NEWTON, KAS. — W. Dale Eustace, past president of the International Association of Operative Millers and former professor in the Milling Science Department at Kansas State University in Manhattan, died Jan. 31. He was 79 years old.
|W. Dale Eustace, past president of the International Association of Operative Millers and former professor in the Milling Science Department at Kansas State University|
Dr. Eustace received his bachelor’s degree in feed science from K.S.U. in May 1959 as one of Kansas State College’s first Putnam Scholars. That same month, he was commissioned Second Lieutenant in the U.S. Army Reserve. After returning to Manhattan in December 1962, he served as an instructor at the armory until 1966. During this time, he received a master’s degree in milling science and a doctorate in cereal technology from K.S.U.
Dr. Eustace began his career in the flour milling industry in 1966 as a research engineer with International Multifoods. In 1969, he joined General Foods Corp. as a senior milling engineer in the corn milling division at Kankakee, Ill. He later was named assistant milling superintendent at Peavey Co. in Alton, Ill., in 1971 and was promoted to milling superintendent and transferred to Billings, Mont., in 1972.
In 1973, Dr. Eustace was offered a faculty position of associate professor in the Grain Science Department at K.S.U., where he had served as an interim instructor while in graduate school. He was promoted to professor in 1979.
He served as president of the I.A.O.M. in 1994-95, with a theme of “Education is the Key,” and was on the I.A.O.M. Education Committee for 19 years, acting as chairman from 1978-1983. In 1997, he was presented the J. George Kehr Memorial Award for his achievement in membership recruitment, and in 2001 he was presented the I.A.O.M. Gold Medal Award.
“Those that know our recipient (Dr. Eustace) know how much he cares about the students, the milling program and industry,” the I.A.O.M. said when it presented Eustace the Gold Medal Award in 2001. “He doesn’t forget much about his students and can even remember when a student once brought a lucky penny to a Principles of Milling test nearly a quarter of a century ago.”

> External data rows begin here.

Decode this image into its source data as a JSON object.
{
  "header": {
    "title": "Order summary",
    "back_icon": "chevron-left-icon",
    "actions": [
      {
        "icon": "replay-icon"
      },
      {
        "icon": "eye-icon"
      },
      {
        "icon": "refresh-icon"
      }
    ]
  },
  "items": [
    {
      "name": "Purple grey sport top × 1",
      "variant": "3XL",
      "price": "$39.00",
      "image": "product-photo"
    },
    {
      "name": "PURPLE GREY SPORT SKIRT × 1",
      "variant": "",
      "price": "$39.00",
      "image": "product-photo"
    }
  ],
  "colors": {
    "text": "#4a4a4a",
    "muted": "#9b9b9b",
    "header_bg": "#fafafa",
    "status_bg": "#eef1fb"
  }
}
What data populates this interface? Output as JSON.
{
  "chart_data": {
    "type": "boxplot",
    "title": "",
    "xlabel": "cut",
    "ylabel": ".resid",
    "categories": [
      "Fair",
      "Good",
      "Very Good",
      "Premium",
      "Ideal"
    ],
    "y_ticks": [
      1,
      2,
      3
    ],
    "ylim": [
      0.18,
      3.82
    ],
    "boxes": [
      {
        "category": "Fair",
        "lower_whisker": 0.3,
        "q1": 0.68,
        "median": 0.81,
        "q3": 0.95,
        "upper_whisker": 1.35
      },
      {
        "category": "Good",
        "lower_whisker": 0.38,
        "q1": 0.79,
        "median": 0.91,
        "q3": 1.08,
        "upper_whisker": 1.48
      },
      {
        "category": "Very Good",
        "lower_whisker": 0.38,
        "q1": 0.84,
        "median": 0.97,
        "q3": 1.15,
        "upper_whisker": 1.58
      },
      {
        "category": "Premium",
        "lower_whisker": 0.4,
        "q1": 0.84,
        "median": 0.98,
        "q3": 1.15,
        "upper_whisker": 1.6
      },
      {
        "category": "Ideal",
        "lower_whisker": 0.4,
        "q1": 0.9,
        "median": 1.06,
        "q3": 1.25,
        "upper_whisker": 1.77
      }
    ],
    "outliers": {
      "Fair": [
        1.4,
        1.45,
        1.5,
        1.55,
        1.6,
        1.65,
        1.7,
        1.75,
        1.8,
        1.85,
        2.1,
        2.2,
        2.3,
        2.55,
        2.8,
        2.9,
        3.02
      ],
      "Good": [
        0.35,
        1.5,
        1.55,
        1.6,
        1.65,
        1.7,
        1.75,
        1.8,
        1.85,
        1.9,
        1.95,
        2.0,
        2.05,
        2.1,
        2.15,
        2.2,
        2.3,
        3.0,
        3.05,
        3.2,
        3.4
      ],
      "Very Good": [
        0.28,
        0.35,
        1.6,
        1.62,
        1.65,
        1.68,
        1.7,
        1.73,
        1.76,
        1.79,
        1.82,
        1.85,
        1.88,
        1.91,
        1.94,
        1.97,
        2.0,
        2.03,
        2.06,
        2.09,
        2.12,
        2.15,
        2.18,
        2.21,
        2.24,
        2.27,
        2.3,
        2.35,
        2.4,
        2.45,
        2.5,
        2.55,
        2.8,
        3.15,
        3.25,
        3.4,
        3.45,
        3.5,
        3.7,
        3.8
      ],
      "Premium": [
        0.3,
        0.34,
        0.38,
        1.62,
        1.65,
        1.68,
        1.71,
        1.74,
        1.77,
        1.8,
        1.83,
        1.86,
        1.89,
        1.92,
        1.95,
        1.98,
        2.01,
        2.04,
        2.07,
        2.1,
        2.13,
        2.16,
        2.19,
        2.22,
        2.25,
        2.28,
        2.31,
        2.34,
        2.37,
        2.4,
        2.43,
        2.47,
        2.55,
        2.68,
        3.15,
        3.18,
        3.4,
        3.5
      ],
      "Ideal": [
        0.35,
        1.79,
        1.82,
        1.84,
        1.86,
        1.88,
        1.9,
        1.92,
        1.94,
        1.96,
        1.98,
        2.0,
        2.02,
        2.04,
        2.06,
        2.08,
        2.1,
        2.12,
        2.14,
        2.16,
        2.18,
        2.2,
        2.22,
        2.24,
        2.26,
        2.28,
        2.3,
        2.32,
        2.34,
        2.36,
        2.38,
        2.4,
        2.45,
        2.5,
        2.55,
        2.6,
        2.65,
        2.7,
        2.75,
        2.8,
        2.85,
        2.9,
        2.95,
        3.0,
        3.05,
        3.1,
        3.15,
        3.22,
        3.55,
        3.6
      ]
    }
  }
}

In addition to teaching and research, Dr. Eustace traveled for U.S. Wheat Associates, presenting seminars in Europe on the quality of hard red winter wheat. He also traveled for A.I.D., conducting surveys on the milling industry in Bolivia and the corn milling industry in South Korea.
He retired in 2006 having authored or co-authored more than 19 technical publications.
“There are so many people in the milling industry that he touched, either students who went through the milling science program at K-State or those who took short courses,” said Jeff Gwirtz, president of JAG Services Inc. and a former student under Dr. Eustace at K.S.U. “People in our industry knew him all over the world. He had a quick wit and was a natural teacher. He was able to take a very complex subject and simplify it. He would work on the explanation until he saw the light bulbs going off.
“He was always upbeat. He was always whistling as he walked through the mill.”
Survivors include his wife, Linda, of the home in North Newton; a son, Tracy Wayne (Lisa) Eustace of Newton; and four grandchildren, Madeline, Wilson, Andrew, and Jonathan. Also surviving are brothers Charles (Maedene) Eustace of Billings, Mont., and Stephen (Linda) Eustace of Grapevine, Texas.Funeral services are scheduled for 10:30 a.m. on Monday, Feb. 6, at the First Presbyterian Church in Clay Center, Kas., with visitation set for 2 to 5 p.m. on Sunday, Feb. 5, at Neill-Schwensen-Rook Funeral Home.